* _Required action_
Each line of the listing must be set down exactly as it stands.

- - -

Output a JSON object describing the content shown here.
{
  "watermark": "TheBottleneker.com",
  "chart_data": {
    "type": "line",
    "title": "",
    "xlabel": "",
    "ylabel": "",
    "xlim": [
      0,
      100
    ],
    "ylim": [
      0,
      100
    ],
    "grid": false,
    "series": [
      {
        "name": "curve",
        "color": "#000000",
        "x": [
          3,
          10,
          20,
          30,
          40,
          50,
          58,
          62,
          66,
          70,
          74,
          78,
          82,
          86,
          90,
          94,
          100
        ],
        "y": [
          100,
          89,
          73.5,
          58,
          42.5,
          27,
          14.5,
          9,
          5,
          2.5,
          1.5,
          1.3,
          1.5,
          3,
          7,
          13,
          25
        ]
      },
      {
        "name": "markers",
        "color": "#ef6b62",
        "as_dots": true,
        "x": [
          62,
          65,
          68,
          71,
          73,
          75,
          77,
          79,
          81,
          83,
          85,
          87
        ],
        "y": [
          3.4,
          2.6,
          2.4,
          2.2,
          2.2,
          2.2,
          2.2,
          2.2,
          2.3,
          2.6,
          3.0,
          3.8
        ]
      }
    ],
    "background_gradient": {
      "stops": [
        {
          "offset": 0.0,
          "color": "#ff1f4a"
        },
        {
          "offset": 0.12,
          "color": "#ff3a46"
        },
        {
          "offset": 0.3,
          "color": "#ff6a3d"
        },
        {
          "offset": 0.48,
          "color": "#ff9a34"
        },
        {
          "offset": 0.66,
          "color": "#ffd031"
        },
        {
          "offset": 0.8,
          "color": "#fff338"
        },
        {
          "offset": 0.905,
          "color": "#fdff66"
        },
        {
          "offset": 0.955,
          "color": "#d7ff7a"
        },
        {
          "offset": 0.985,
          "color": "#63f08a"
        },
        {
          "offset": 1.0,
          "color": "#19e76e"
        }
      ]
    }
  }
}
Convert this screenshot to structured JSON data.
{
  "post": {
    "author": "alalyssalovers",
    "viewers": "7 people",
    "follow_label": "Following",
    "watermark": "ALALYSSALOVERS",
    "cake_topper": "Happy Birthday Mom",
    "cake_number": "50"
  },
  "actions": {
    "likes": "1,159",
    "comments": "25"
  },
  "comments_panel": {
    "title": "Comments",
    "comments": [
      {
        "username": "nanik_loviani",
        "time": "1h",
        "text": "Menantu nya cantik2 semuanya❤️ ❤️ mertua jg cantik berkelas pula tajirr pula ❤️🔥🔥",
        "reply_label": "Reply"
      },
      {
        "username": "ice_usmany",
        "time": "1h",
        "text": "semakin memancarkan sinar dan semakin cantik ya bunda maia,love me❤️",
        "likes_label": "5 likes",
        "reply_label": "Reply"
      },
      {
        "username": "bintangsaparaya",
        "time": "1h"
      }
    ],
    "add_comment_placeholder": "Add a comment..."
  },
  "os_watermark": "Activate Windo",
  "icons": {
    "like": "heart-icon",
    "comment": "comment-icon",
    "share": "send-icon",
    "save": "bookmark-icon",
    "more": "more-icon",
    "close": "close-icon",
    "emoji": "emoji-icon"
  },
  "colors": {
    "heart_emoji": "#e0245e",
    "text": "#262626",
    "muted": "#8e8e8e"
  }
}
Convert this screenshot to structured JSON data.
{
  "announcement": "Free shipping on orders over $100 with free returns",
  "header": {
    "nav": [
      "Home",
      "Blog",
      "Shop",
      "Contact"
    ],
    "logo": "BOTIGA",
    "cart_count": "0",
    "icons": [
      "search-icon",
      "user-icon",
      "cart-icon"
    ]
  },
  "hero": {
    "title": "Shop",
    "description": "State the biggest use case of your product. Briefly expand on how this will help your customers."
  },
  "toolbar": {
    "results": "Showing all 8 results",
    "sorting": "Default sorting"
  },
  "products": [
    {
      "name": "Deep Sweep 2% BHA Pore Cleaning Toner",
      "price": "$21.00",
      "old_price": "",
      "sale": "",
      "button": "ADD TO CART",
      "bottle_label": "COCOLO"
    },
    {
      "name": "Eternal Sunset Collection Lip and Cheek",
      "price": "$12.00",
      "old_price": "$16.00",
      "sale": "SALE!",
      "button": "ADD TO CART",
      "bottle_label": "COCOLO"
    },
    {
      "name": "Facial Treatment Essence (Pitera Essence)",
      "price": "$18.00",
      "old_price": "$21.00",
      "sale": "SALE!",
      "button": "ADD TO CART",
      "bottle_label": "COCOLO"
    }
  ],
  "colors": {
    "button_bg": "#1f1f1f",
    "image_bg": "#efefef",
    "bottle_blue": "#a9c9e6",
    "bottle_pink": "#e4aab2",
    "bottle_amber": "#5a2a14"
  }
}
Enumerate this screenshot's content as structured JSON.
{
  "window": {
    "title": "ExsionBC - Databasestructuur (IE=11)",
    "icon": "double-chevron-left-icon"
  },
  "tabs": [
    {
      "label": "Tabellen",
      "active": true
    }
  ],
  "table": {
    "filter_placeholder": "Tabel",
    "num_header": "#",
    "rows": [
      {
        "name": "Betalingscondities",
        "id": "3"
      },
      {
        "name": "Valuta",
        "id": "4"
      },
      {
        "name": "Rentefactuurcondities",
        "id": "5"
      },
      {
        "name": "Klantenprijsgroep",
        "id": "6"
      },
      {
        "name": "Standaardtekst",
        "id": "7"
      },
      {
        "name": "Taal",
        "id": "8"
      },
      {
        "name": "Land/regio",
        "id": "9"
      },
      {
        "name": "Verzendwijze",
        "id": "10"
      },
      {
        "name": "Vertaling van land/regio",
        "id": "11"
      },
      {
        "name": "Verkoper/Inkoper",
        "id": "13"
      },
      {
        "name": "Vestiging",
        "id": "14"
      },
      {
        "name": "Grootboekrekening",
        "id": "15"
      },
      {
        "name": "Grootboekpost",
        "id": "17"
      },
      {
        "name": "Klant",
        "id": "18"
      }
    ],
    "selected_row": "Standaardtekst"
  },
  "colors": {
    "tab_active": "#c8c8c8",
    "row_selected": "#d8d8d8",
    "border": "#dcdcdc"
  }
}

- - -

* _Result of this task_
Output a JSON object describing the content shown here.
{
  "watermark": "TheBottleneker.com",
  "chart_data": {
    "type": "line",
    "title": "",
    "xlabel": "",
    "ylabel": "",
    "xlim": [
      0,
      100
    ],
    "ylim": [
      0,
      100
    ],
    "grid": false,
    "series": [
      {
        "name": "curve",
        "color": "#000000",
        "x": [
          3,
          10,
          20,
          30,
          40,
          50,
          58,
          62,
          66,
          70,
          74,
          78,
          82,
          86,
          90,
          94,
          100
        ],
        "y": [
          100,
          89,
          73.5,
          58,
          42.5,
          27,
          14.5,
          9,
          5,
          2.5,
          1.5,
          1.3,
          1.5,
          3,
          7,
          13,
          25
        ]
      },
      {
        "name": "markers",
        "color": "#ef6b62",
        "as_dots": true,
        "x": [
          62,
          65,
          68,
          71,
          73,
          75,
          77,
          79,
          81,
          83,
          85,
          87
        ],
        "y": [
          3.4,
          2.6,
          2.4,
          2.2,
          2.2,
          2.2,
          2.2,
          2.2,
          2.3,
          2.6,
          3.0,
          3.8
        ]
      }
    ],
    "background_gradient": {
      "stops": [
        {
          "offset": 0.0,
          "color": "#ff1f4a"
        },
        {
          "offset": 0.12,
          "color": "#ff3a46"
        },
        {
          "offset": 0.3,
          "color": "#ff6a3d"
        },
        {
          "offset": 0.48,
          "color": "#ff9a34"
        },
        {
          "offset": 0.66,
          "color": "#ffd031"
        },
        {
          "offset": 0.8,
          "color": "#fff338"
        },
        {
          "offset": 0.905,
          "color": "#fdff66"
        },
        {
          "offset": 0.955,
          "color": "#d7ff7a"
        },
        {
          "offset": 0.985,
          "color": "#63f08a"
        },
        {
          "offset": 1.0,
          "color": "#19e76e"
        }
      ]
    }
  }
}
Convert this screenshot to structured JSON data.
{
  "post": {
    "author": "alalyssalovers",
    "viewers": "7 people",
    "follow_label": "Following",
    "watermark": "ALALYSSALOVERS",
    "cake_topper": "Happy Birthday Mom",
    "cake_number": "50"
  },
  "actions": {
    "likes": "1,159",
    "comments": "25"
  },
  "comments_panel": {
    "title": "Comments",
    "comments": [
      {
        "username": "nanik_loviani",
        "time": "1h",
        "text": "Menantu nya cantik2 semuanya❤️ ❤️ mertua jg cantik berkelas pula tajirr pula ❤️🔥🔥",
        "reply_label": "Reply"
      },
      {
        "username": "ice_usmany",
        "time": "1h",
        "text": "semakin memancarkan sinar dan semakin cantik ya bunda maia,love me❤️",
        "likes_label": "5 likes",
        "reply_label": "Reply"
      },
      {
        "username": "bintangsaparaya",
        "time": "1h"
      }
    ],
    "add_comment_placeholder": "Add a comment..."
  },
  "os_watermark": "Activate Windo",
  "icons": {
    "like": "heart-icon",
    "comment": "comment-icon",
    "share": "send-icon",
    "save": "bookmark-icon",
    "more": "more-icon",
    "close": "close-icon",
    "emoji": "emoji-icon"
  },
  "colors": {
    "heart_emoji": "#e0245e",
    "text": "#262626",
    "muted": "#8e8e8e"
  }
}
Convert this screenshot to structured JSON data.
{
  "announcement": "Free shipping on orders over $100 with free returns",
  "header": {
    "nav": [
      "Home",
      "Blog",
      "Shop",
      "Contact"
    ],
    "logo": "BOTIGA",
    "cart_count": "0",
    "icons": [
      "search-icon",
      "user-icon",
      "cart-icon"
    ]
  },
  "hero": {
    "title": "Shop",
    "description": "State the biggest use case of your product. Briefly expand on how this will help your customers."
  },
  "toolbar": {
    "results": "Showing all 8 results",
    "sorting": "Default sorting"
  },
  "products": [
    {
      "name": "Deep Sweep 2% BHA Pore Cleaning Toner",
      "price": "$21.00",
      "old_price": "",
      "sale": "",
      "button": "ADD TO CART",
      "bottle_label": "COCOLO"
    },
    {
      "name": "Eternal Sunset Collection Lip and Cheek",
      "price": "$12.00",
      "old_price": "$16.00",
      "sale": "SALE!",
      "button": "ADD TO CART",
      "bottle_label": "COCOLO"
    },
    {
      "name": "Facial Treatment Essence (Pitera Essence)",
      "price": "$18.00",
      "old_price": "$21.00",
      "sale": "SALE!",
      "button": "ADD TO CART",
      "bottle_label": "COCOLO"
    }
  ],
  "colors": {
    "button_bg": "#1f1f1f",
    "image_bg": "#efefef",
    "bottle_blue": "#a9c9e6",
    "bottle_pink": "#e4aab2",
    "bottle_amber": "#5a2a14"
  }
}
Enumerate this screenshot's content as structured JSON.
{
  "window": {
    "title": "ExsionBC - Databasestructuur (IE=11)",
    "icon": "double-chevron-left-icon"
  },
  "tabs": [
    {
      "label": "Tabellen",
      "active": true
    }
  ],
  "table": {
    "filter_placeholder": "Tabel",
    "num_header": "#",
    "rows": [
      {
        "name": "Betalingscondities",
        "id": "3"
      },
      {
        "name": "Valuta",
        "id": "4"
      },
      {
        "name": "Rentefactuurcondities",
        "id": "5"
      },
      {
        "name": "Klantenprijsgroep",
        "id": "6"
      },
      {
        "name": "Standaardtekst",
        "id": "7"
      },
      {
        "name": "Taal",
        "id": "8"
      },
      {
        "name": "Land/regio",
        "id": "9"
      },
      {
        "name": "Verzendwijze",
        "id": "10"
      },
      {
        "name": "Vertaling van land/regio",
        "id": "11"
      },
      {
        "name": "Verkoper/Inkoper",
        "id": "13"
      },
      {
        "name": "Vestiging",
        "id": "14"
      },
      {
        "name": "Grootboekrekening",
        "id": "15"
      },
      {
        "name": "Grootboekpost",
        "id": "17"
      },
      {
        "name": "Klant",
        "id": "18"
      }
    ],
    "selected_row": "Standaardtekst"
  },
  "colors": {
    "tab_active": "#c8c8c8",
    "row_selected": "#d8d8d8",
    "border": "#dcdcdc"
  }
}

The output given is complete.